[TASK DETAILS]
Looking at the material below, count the lines that contain "Work" and answer with the count only.

[MATERIAL FOR THIS TASK]

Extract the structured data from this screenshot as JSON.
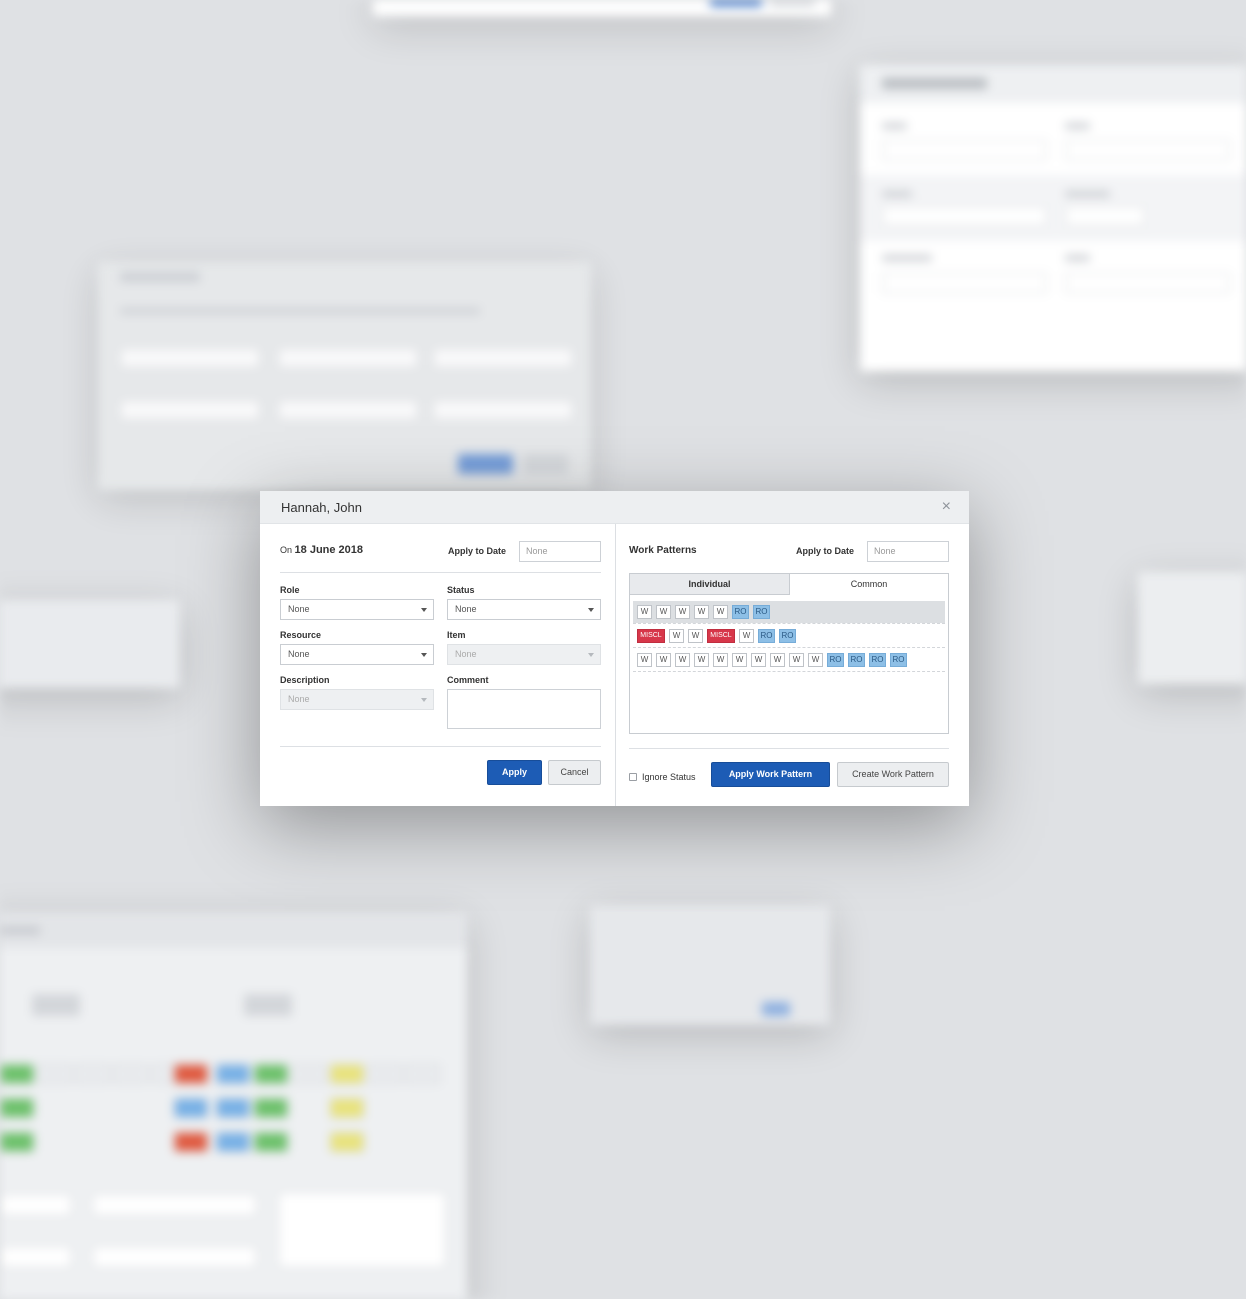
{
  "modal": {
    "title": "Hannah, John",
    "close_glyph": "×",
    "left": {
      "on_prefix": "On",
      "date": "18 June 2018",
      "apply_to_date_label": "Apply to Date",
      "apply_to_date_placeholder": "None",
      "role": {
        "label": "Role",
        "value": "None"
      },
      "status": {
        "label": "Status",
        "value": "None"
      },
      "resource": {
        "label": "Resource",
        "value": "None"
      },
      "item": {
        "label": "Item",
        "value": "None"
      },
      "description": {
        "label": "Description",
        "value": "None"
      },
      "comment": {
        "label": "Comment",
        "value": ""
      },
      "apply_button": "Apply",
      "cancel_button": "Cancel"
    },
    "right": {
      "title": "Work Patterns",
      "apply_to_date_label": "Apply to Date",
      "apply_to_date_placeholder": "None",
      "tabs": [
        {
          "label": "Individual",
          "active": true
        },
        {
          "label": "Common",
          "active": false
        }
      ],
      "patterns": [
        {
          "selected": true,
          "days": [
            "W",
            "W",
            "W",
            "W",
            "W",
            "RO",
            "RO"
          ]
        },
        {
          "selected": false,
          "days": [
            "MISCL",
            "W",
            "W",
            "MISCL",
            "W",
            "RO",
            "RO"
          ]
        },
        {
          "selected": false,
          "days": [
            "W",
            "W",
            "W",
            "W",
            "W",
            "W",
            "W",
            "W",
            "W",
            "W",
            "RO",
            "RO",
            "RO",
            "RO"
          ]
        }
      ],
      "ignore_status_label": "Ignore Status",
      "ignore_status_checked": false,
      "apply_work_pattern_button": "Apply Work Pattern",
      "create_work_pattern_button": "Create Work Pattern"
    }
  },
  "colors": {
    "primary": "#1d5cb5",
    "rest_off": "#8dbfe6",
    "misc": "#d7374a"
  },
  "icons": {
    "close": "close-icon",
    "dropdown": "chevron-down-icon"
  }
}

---

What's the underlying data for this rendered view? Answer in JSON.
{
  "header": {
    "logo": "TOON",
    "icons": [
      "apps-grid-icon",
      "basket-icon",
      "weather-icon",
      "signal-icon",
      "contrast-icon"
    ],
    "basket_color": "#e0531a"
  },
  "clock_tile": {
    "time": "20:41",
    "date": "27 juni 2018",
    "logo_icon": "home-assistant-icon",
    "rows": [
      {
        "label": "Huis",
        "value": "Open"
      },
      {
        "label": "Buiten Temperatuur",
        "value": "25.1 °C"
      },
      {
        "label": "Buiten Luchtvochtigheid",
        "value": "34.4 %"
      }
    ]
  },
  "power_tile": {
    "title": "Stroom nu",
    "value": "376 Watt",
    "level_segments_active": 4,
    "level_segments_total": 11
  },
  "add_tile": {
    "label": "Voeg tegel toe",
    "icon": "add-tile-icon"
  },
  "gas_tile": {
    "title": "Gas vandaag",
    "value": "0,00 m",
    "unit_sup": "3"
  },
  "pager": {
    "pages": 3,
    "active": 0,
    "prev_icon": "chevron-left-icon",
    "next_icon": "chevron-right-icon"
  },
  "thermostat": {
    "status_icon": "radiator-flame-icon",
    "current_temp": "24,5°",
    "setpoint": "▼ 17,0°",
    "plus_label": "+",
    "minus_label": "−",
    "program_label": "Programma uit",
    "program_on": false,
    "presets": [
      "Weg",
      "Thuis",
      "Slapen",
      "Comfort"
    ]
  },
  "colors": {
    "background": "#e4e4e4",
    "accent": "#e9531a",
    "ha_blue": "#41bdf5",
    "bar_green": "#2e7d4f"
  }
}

[RESPONSE AREA]
3